Programming Goes MainstreamThe ability to understand computer code is increasingly seen as a necessary skill for workers, and not just for those who dream of starting the next Facebook, The New York Times writes.
Foreclosure Settlement Credits Banks for Routine PracticesSome of the activities that banks do all the time but which don't stop foreclosures - things like demolishing abandoned homes or helping families move out - can be counted toward the $25 billion settlement, The New York Times reports.
Dewey Overhauls Leadership Amid Financial DifficultiesDewey's chairman, Steven H. Davis, has been stripped of his title and will relocate to London to work with five co-equal members representing the heads of the firm's most profitable practice areas.
MF Global Witness Said to Negotiate DealEdith O'Brien, an MF Global assistant treasurer who is appearing before the House on Wednesday, is said to be involved in negotiations with the government over a deal that could grant her immunity from prosecution, The Wall Street Journal reports, citing unnamed people familiar with the matter.
More Charges Sought in Olympus InvestigationRegulators in Japan have filed new criminal complaints against Olympus and five individuals who were suspected of participating in the accounting scandal, The Wall Street Journal reports.
Judge Orders S.E.C. to Turn Over Notes in Gupta CaseUnder a pretrial ruling in Rajat K. Gupta's criminal case, federal prosecutors must review the Securities and Exchange Commission's notes about 44 interviews of witnesses during its investigation.

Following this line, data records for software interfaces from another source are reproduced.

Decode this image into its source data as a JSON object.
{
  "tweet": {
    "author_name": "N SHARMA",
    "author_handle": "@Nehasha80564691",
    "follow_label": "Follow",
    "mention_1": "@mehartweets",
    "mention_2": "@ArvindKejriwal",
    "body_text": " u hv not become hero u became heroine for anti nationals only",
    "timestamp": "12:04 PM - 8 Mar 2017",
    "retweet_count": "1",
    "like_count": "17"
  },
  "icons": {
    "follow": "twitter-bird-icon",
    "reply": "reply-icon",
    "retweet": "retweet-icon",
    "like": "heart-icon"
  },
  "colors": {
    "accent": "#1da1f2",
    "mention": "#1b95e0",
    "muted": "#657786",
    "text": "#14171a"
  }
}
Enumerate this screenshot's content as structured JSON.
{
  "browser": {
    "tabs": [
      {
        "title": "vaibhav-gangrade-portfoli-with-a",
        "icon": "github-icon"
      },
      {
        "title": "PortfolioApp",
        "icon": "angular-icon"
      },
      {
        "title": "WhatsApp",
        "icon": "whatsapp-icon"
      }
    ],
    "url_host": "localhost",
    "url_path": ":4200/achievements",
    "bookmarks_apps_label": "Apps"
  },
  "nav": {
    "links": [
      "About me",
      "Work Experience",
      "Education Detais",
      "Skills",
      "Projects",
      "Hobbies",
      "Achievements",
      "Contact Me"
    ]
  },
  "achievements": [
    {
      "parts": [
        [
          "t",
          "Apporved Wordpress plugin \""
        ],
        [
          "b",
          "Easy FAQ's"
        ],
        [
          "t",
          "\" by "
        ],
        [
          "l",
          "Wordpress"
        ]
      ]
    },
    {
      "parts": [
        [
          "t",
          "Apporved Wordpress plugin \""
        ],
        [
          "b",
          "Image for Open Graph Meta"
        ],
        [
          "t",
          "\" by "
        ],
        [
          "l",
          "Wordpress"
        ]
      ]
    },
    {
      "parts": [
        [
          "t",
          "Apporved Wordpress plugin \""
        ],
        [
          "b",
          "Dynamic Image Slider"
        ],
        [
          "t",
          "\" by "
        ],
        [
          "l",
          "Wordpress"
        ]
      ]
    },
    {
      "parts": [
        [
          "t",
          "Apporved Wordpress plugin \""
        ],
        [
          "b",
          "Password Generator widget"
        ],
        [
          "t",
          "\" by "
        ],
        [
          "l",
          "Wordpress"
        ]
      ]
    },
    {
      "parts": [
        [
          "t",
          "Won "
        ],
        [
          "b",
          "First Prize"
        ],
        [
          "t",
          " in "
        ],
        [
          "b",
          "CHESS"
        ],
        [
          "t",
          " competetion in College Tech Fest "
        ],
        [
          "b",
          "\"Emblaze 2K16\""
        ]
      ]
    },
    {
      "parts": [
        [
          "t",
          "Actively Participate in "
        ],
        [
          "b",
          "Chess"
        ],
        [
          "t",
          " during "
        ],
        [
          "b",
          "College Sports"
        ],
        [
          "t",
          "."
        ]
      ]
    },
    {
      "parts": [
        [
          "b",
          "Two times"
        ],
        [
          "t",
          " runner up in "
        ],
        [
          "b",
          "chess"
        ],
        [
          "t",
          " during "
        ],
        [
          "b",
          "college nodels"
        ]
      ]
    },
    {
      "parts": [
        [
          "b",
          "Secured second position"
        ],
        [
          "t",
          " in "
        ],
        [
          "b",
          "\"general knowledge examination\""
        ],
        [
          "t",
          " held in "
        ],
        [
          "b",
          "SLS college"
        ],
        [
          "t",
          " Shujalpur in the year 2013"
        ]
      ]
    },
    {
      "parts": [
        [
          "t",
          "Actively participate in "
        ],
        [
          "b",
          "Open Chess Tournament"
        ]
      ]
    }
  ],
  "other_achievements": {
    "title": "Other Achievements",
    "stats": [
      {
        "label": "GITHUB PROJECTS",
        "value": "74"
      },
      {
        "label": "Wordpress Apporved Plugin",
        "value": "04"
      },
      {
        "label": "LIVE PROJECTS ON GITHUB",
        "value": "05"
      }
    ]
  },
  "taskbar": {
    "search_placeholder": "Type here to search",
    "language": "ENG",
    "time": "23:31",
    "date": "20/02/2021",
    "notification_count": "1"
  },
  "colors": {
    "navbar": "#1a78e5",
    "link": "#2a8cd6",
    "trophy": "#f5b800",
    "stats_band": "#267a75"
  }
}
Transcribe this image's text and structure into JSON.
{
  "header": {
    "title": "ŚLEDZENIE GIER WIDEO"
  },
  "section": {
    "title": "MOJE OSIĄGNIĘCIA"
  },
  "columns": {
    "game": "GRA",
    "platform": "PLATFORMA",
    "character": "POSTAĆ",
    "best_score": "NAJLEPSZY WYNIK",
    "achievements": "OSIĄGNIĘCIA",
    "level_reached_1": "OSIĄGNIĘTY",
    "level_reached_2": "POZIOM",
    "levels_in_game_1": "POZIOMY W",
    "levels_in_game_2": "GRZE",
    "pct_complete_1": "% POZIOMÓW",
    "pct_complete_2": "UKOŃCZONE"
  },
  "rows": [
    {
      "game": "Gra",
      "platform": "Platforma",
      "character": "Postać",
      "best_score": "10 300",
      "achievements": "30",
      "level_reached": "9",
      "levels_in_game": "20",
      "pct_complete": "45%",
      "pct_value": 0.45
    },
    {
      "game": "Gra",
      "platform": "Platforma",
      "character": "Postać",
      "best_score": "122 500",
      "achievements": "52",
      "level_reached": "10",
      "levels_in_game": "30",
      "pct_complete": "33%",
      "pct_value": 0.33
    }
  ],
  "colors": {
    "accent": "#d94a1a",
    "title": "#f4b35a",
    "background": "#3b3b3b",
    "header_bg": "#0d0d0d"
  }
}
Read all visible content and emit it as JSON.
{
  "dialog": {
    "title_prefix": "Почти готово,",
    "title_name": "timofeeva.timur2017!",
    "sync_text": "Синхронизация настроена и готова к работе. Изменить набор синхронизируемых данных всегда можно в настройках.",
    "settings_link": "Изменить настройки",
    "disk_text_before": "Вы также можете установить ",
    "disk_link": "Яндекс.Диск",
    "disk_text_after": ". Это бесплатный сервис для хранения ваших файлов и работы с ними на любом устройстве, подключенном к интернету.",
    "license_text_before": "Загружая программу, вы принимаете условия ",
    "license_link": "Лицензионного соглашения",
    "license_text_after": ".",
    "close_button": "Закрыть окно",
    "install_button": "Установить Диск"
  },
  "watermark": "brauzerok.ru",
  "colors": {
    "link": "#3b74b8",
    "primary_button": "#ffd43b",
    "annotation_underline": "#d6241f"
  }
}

Mexico's Telcel Faces New RegulationThe Federal Competition Commission of Mexico voted to uphold a ruling that Telcel, the mobile phone company controlled by Carlos Slim Helú, dominates its market, The Wall Street Journal reports.